Here’s a fun story…

If you’re doing production design on a $100,000 DTV murder thriller, you can usually resign yourself to doing paycheck work that isn’t going to get much attention, much less win you any awards. If you were on the crew of New Terminal Hotel though, you can feel a little bit better because a leftover set from that film actually managed to fool fire fighters and police officers who began investigating the “murder scene.”

Located in the George Washington Hotel in Pittsburgh, the set was put together in one of the hotel’s rooms and dressed to look like the scene of a violent murder. Anticipating the possibility of reshoots, and enjoying having a “scare room,” the owner of the hotel had the room left as it was when the production moved on. A fire in the hotel drew police officials, who stumbled across the set, and not knowing the story behind it, took it as a legitimate crime scene and called for detectives and more officers for 8 hours of overtime*. Eventually they caught on to the real nature of the room, and were apparently not as amused as the hotel owner-

“I smiled and the [coroner] looked at me and said, ‘I am not finding this funny.’ …I said, ‘Well, that is where New Terminal Hotel was shot.
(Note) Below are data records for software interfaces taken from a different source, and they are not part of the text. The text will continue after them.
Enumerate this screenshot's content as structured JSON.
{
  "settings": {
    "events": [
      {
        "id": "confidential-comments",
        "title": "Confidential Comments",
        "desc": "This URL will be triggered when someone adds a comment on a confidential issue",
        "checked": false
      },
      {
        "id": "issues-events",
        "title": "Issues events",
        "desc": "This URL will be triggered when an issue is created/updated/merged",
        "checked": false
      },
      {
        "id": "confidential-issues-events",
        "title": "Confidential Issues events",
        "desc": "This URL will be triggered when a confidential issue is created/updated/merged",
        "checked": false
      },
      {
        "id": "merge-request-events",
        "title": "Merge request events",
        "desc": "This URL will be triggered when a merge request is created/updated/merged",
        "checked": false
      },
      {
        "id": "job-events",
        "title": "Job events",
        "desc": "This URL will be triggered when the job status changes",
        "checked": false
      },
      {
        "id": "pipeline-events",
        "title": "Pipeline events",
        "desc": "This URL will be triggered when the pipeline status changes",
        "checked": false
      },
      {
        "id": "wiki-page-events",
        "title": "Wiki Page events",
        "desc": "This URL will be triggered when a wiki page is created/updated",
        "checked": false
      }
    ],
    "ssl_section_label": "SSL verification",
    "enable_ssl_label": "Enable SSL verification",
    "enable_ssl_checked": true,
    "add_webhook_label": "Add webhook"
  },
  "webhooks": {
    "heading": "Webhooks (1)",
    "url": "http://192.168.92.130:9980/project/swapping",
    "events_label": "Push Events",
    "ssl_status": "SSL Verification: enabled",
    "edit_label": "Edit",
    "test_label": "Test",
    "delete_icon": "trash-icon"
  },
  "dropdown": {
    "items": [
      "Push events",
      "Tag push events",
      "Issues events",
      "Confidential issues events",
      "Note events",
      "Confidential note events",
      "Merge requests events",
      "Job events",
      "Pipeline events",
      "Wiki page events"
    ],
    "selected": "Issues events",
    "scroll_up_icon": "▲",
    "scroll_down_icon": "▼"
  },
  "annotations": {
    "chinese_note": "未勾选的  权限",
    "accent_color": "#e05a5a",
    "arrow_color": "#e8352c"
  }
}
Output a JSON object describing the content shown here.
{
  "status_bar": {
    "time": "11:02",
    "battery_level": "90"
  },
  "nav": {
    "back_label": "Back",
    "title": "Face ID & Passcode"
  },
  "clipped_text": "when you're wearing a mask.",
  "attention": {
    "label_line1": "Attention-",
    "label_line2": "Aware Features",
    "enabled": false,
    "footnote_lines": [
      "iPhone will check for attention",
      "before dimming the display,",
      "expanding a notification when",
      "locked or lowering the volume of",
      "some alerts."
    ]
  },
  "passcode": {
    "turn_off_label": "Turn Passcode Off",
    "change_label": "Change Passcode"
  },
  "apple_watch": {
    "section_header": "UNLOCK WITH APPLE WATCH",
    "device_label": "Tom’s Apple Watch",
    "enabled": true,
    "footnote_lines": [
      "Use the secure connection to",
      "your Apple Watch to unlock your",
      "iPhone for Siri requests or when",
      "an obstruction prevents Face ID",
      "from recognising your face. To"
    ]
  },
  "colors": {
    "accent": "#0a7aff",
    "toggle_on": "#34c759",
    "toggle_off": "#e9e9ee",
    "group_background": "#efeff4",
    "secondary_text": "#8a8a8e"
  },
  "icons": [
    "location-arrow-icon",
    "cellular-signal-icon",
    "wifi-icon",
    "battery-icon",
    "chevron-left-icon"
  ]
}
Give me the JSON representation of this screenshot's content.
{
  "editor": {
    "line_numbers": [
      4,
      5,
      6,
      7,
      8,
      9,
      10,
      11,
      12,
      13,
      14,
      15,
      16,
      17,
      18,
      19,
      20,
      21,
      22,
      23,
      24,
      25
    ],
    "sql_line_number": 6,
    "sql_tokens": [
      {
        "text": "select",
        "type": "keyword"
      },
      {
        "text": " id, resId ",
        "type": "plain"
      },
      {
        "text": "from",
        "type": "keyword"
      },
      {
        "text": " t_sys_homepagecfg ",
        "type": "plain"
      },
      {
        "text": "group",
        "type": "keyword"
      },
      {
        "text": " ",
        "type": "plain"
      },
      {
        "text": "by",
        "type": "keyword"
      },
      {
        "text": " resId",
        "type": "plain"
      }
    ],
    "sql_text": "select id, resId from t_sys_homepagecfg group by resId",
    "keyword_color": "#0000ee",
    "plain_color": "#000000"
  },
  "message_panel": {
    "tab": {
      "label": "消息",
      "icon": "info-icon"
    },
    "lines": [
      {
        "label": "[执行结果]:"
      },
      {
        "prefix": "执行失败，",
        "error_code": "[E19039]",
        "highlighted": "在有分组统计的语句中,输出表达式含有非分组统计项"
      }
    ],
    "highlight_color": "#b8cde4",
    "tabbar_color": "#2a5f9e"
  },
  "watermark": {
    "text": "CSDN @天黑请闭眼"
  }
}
That is our scare room.'”

The hotel has apparently been the site of 12 deaths in the nearly 90 years of its existence, but in this particular case no one was hurt in the fire or the supposed scene of murder.

You can check the film out on-demand here at Amazon if you’re brave, but looking into the film a bit, there’s not a ton to find… it stars Stephen Geoffreys and the departed Corey Haim and was shot for 100k with a very tiny crew. In fact, I couldn’t even find a listing for a Production Designer, so I suppose the credit for the realistic set would go to set decorator Jennifer Halbrook. It doesn’t look like Jennifer possesses any other credits, but this is the kind of endorsement that could get her real work, if she’s still interested in the art direction business. That’s an unconventional resume builder to be sure, but it’s pretty special recognition to have the police be fooled by your work. Lets see an Oscar-winning production designer match that!

Set designers and make-up effects guys don’t often get a ton of credit, and are increasingly butted out by VFX people (as dramatized in these XtraNormal-style shorts, shared with me by Chris of the MN Film Board), so it’s fun to see a unique spotlight put on their craft.

Source | The Daily Mail (thanks Amy Fincher)

*While it makes the story slightly less funny, I expect they called in 8 hours of overtime, rather than actually having investigated for 8 hours, as I’ve seen the story spun.